BLM continues efforts for mule deer and other wildlife
BLM doing a variety of habitat improvement and protection efforts as well as gas field mitigation
by Bureau of Land Management
February 18, 2012
The Bureau of Land Management (BLM) Pinedale Field Office (PFO) continues to plan and implement a number of wildlife habitat improvement projects and winter range protection measures with increasing emphasis on mule deer habitat enhancement in 2012 and beyond.
Currently, 500,000 acres of big game winter ranges are closed to all motorized travel annually from Jan. 1 to April 30. These closures have been in effect since 2008 and protect elk, moose, pronghorn, and mule deer from disruptive human activities which, during the difficult winter months, can increase the mortality rate for these animals.

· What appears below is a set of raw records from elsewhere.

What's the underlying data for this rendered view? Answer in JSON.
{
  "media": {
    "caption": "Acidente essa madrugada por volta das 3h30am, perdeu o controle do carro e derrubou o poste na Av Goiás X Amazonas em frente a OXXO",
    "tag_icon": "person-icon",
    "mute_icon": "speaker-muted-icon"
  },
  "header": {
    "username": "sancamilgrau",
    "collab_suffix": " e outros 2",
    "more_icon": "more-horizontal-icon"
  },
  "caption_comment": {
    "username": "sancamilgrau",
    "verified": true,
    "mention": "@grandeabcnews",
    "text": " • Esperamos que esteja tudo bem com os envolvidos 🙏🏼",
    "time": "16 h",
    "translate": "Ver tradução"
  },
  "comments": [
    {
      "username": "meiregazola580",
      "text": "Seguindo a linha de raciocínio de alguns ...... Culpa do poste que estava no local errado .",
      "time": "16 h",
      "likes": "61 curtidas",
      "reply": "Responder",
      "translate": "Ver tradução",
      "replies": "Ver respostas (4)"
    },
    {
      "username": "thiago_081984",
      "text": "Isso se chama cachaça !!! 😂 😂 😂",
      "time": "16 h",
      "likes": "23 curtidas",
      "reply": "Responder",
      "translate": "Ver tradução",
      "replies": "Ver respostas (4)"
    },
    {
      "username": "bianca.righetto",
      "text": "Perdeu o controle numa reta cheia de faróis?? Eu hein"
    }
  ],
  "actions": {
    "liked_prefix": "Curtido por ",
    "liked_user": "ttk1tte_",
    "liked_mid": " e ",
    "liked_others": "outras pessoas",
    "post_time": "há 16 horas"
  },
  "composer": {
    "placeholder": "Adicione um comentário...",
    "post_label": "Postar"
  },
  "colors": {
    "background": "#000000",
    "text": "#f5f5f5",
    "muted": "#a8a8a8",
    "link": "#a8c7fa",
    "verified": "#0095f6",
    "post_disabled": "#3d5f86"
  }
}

Since 2009, the BLM has patrolled these same winter closure areas with two-person teams and the PFO law enforcement ranger. This year, two additional BLM law enforcement rangers were brought in to help cover more ground. The patrols are intended to educate the public, distribute maps, answer questions, deter violators and encourage the public to report violations; however, citations may be issued to blatant or repeat offenders.
The PFO plans to conduct an approved 300 acre spike treatment for crucial mule deer winter range south of LaBarge in the fall of 2012. This aerially applied pelleted herbicide treatment will reduce the amount of mountain big sagebrush in the project area by 50 percent over a period of one to five years. This treatment will increase forage variety, quantity and quality and improve the big sagebrush and mountain shrub age-class structure. The resultant vegetative diversity will benefit wildlife and livestock and improve winter and transitional habitat for mule deer.
To help mitigate the effects of gas development in the Jonah and Pinedale Anticline project areas, the Jonah Interagency Office (JIO) and the Pinedale Anticline Project Office (PAPO) were created to develop and fund on-site and off-site wildlife habitat improvement projects.
One project includes fertilizing more than 1,400 acres of sagebrush in mule deer crucial winter range with aerially applied nitrogen. Fertilization is designed to help offset direct and indirect habitat losses on and adjacent to natural gas development sites by increasing sagebrush production, enhancing available winter forage and potentially increasing palatability and nutrient quality for wintering mule deer. If this treatment is proven successful, more than 30,000 acres of sagebrush in mule deer crucial winter range could be treated over a 10-year period.
Other JIO and PAPO mitigation projects include the protection of more than 48,000 acres of prime wildlife habitat in perpetuity in western Wyoming through the purchase of conservation easements; 121 miles of wildlife-friendly modifications to fencing in key wildlife migration corridors and winter range areas of 379 miles planned; construction of three raptor nesting platforms; completion of prescribed fire treatment and other vegetative treatments on 21,600 acres to improve wildlife habitat; and conservation plan development on more than 100,000 acres that will also benefit wildlife.
Additionally, the PFO and the PAPO have partnered with the Wyoming Game and Fish Department on two landscape-scale 10-year mule deer habitat improvement projects for the Sublette and Wyoming Range mule deer herds in western Wyoming. Both projects will begin the National Environmental Policy Act process in the near future with initial public scoping.
Pinedale Field Manager, Shane DeForest, is enthusiastic about the PFO’s overall habitat improvement and protection efforts as well as gas field mitigation. "While the BLM continues to explore and implement innovative approaches in addressing complex and ever-changing wildlife issues, we are optimistic for the short and long-term positive effects they will have."